The problem:
Some lines in the entries contain the word "title". Copy all of them.

------ Records supplied

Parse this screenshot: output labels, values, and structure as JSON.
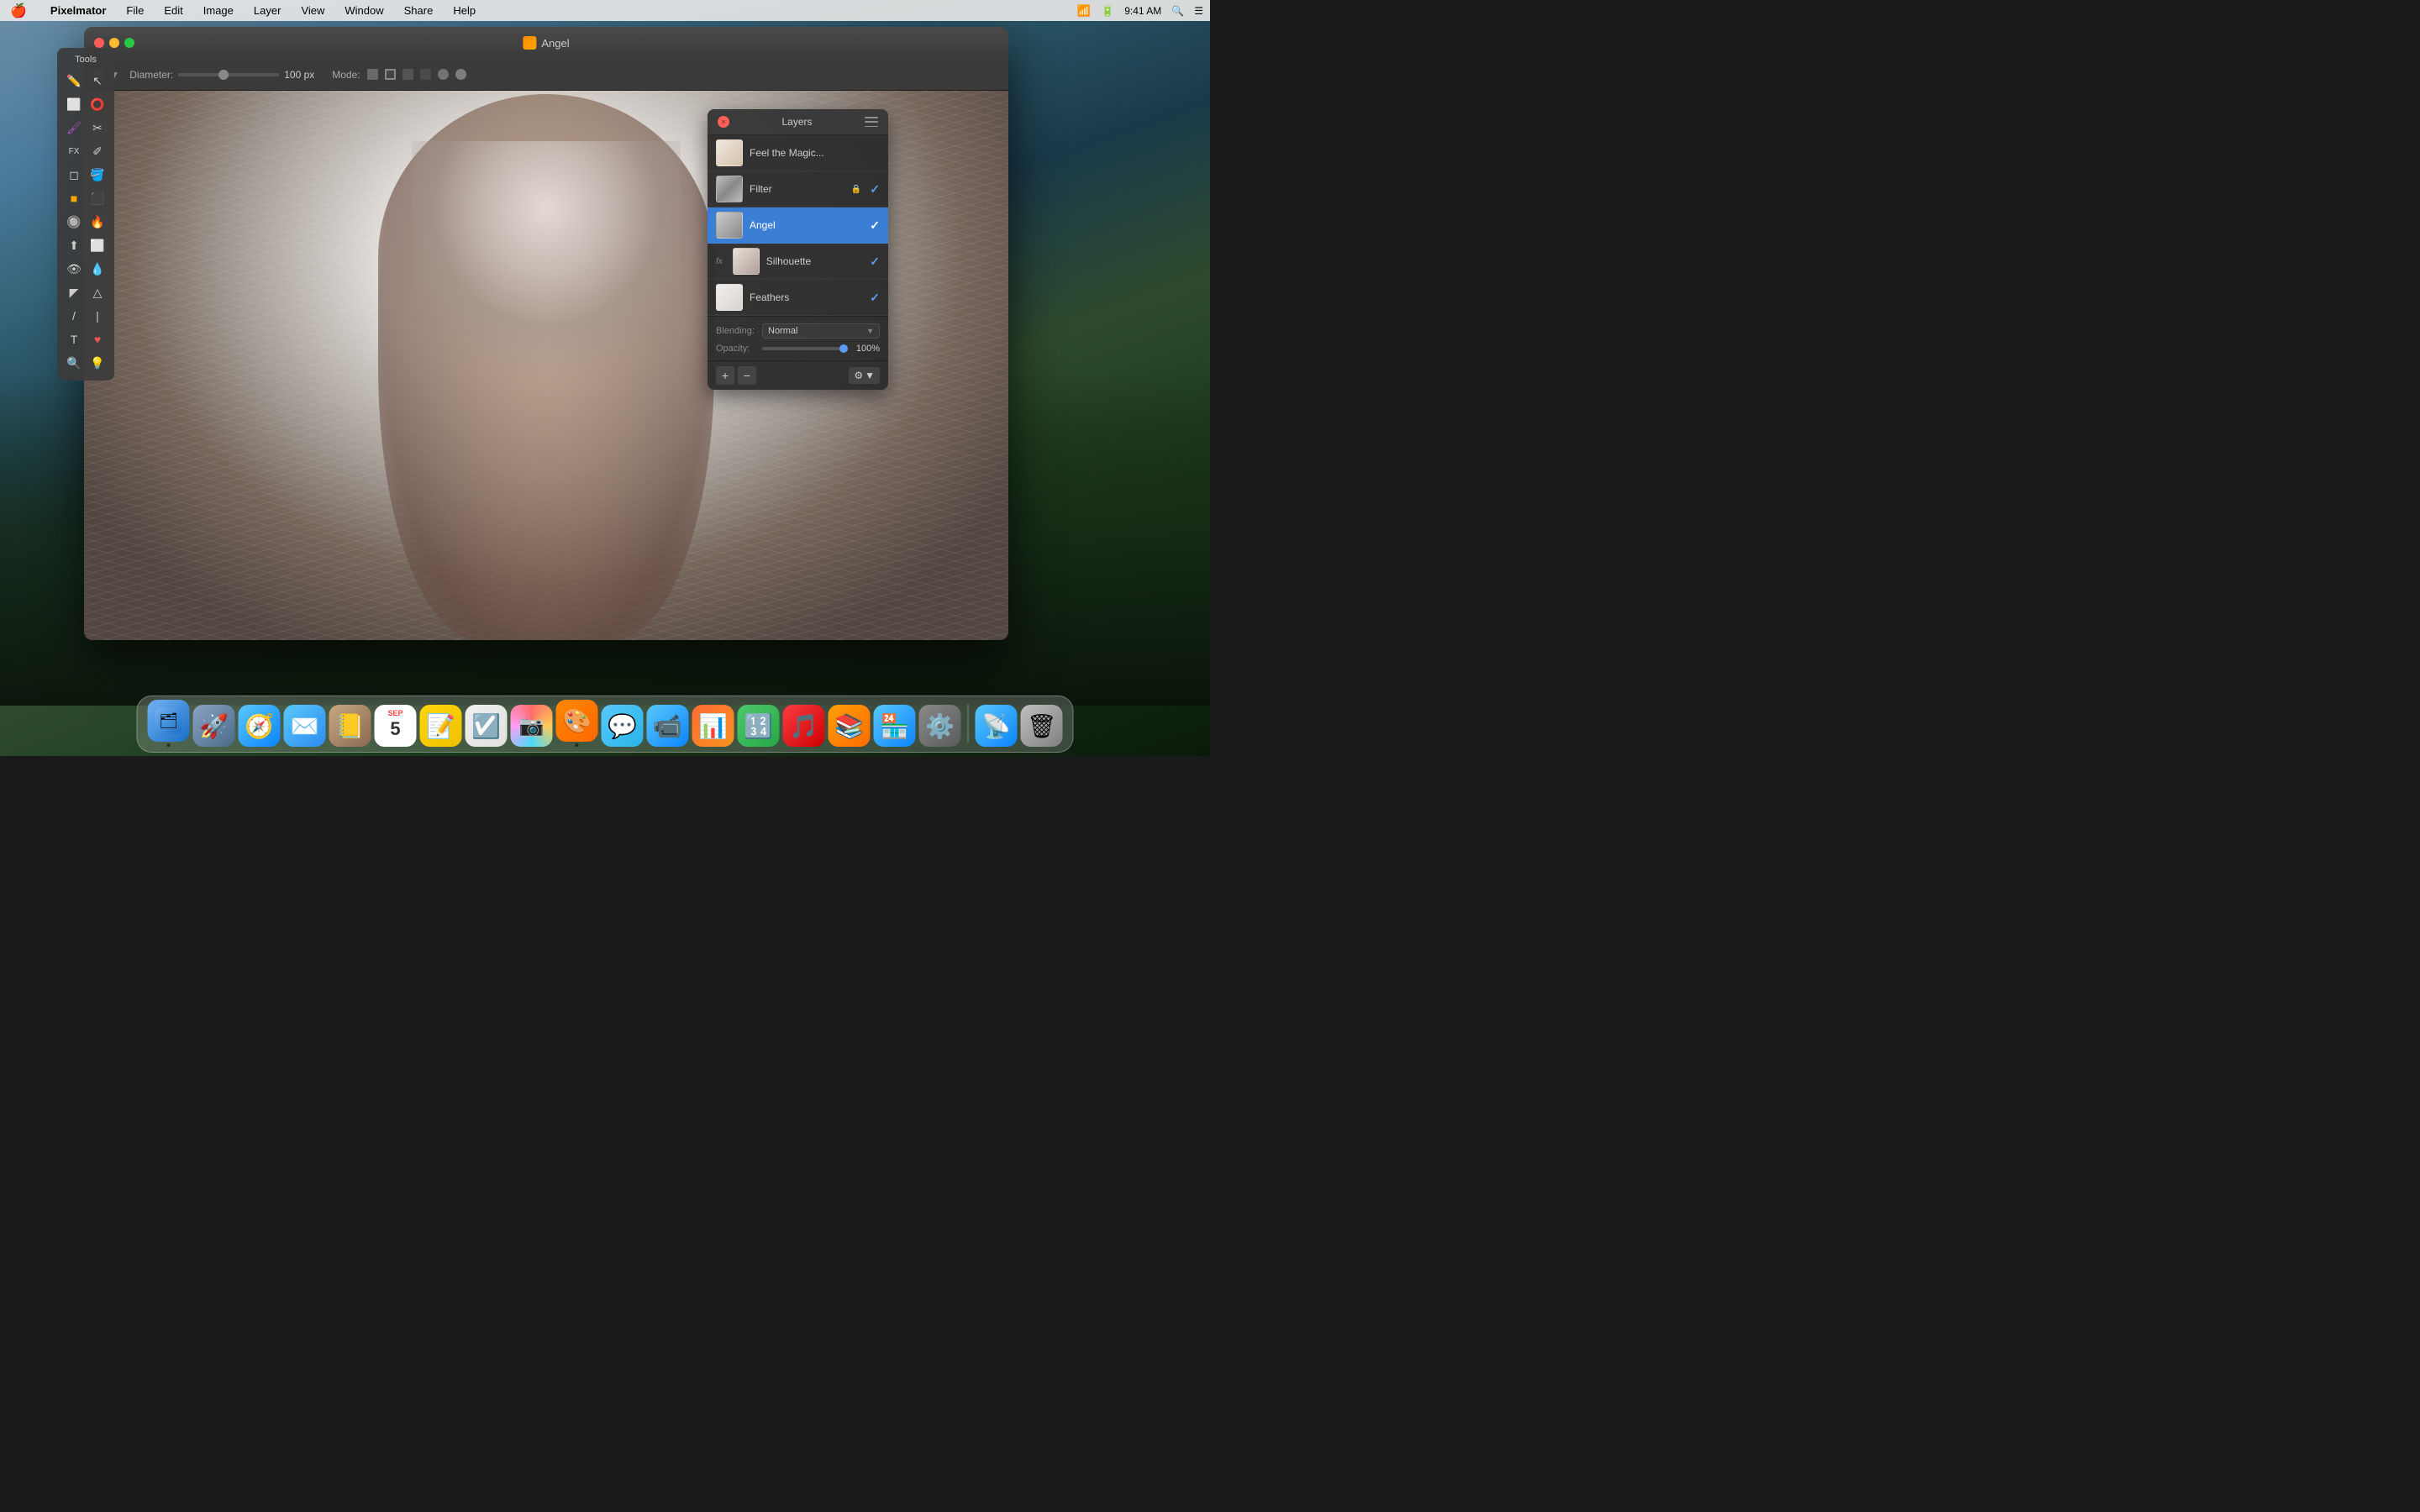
{
  "menubar": {
    "apple": "🍎",
    "app_name": "Pixelmator",
    "menus": [
      "File",
      "Edit",
      "Image",
      "Layer",
      "View",
      "Window",
      "Share",
      "Help"
    ],
    "time": "9:41 AM",
    "wifi_icon": "wifi",
    "battery_icon": "battery"
  },
  "tools_panel": {
    "title": "Tools"
  },
  "app_window": {
    "title": "Angel",
    "icon": "🎨"
  },
  "toolbar": {
    "diameter_label": "Diameter:",
    "diameter_value": "100 px",
    "mode_label": "Mode:"
  },
  "layers_panel": {
    "title": "Layers",
    "layers": [
      {
        "id": "feel",
        "name": "Feel the Magic...",
        "thumbnail_class": "feel",
        "active": false,
        "checked": false,
        "locked": false,
        "has_fx": false
      },
      {
        "id": "filter",
        "name": "Filter",
        "thumbnail_class": "filter",
        "active": false,
        "checked": true,
        "locked": true,
        "has_fx": false
      },
      {
        "id": "angel",
        "name": "Angel",
        "thumbnail_class": "angel",
        "active": true,
        "checked": true,
        "locked": false,
        "has_fx": false
      },
      {
        "id": "silhouette",
        "name": "Silhouette",
        "thumbnail_class": "silhouette",
        "active": false,
        "checked": true,
        "locked": false,
        "has_fx": true
      },
      {
        "id": "feathers",
        "name": "Feathers",
        "thumbnail_class": "feathers",
        "active": false,
        "checked": true,
        "locked": false,
        "has_fx": false
      }
    ],
    "blending_label": "Blending:",
    "blending_value": "Normal",
    "opacity_label": "Opacity:",
    "opacity_value": "100%",
    "add_label": "+",
    "remove_label": "−",
    "gear_label": "⚙"
  },
  "dock": {
    "items": [
      {
        "name": "Finder",
        "icon_class": "finder-icon",
        "emoji": "🗂",
        "has_dot": true
      },
      {
        "name": "Launchpad",
        "icon_class": "launchpad-icon",
        "emoji": "🚀",
        "has_dot": false
      },
      {
        "name": "Safari",
        "icon_class": "safari-icon",
        "emoji": "🧭",
        "has_dot": false
      },
      {
        "name": "Mail",
        "icon_class": "mail-icon",
        "emoji": "✉️",
        "has_dot": false
      },
      {
        "name": "Contacts",
        "icon_class": "contacts-icon",
        "emoji": "📒",
        "has_dot": false
      },
      {
        "name": "Calendar",
        "icon_class": "calendar-icon",
        "emoji": "📅",
        "has_dot": false,
        "date": "5",
        "month": "SEP"
      },
      {
        "name": "Notes",
        "icon_class": "notes-icon",
        "emoji": "📝",
        "has_dot": false
      },
      {
        "name": "Reminders",
        "icon_class": "reminders-icon",
        "emoji": "☑️",
        "has_dot": false
      },
      {
        "name": "Photos",
        "icon_class": "photos-icon",
        "emoji": "🖼",
        "has_dot": false
      },
      {
        "name": "Pixelmator",
        "icon_class": "pixelmator-icon",
        "emoji": "🎨",
        "has_dot": true
      },
      {
        "name": "Messages",
        "icon_class": "messages-icon",
        "emoji": "💬",
        "has_dot": false
      },
      {
        "name": "FaceTime",
        "icon_class": "facetime-icon",
        "emoji": "📹",
        "has_dot": false
      },
      {
        "name": "Presentation",
        "icon_class": "presentation-icon",
        "emoji": "📊",
        "has_dot": false
      },
      {
        "name": "Numbers",
        "icon_class": "numbers-icon",
        "emoji": "🔢",
        "has_dot": false
      },
      {
        "name": "iTunes",
        "icon_class": "itunes-icon",
        "emoji": "🎵",
        "has_dot": false
      },
      {
        "name": "Books",
        "icon_class": "books-icon",
        "emoji": "📚",
        "has_dot": false
      },
      {
        "name": "AppStore",
        "icon_class": "appstore-icon",
        "emoji": "🏪",
        "has_dot": false
      },
      {
        "name": "System Preferences",
        "icon_class": "syspref-icon",
        "emoji": "⚙️",
        "has_dot": false
      },
      {
        "name": "AirDrop",
        "icon_class": "airdrop-icon",
        "emoji": "📡",
        "has_dot": false
      },
      {
        "name": "Trash",
        "icon_class": "trash-icon",
        "emoji": "🗑",
        "has_dot": false
      }
    ]
  }
}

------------

Result of the exercise:
    "title": "Tools"
    "title": "Angel",
    "title": "Layers",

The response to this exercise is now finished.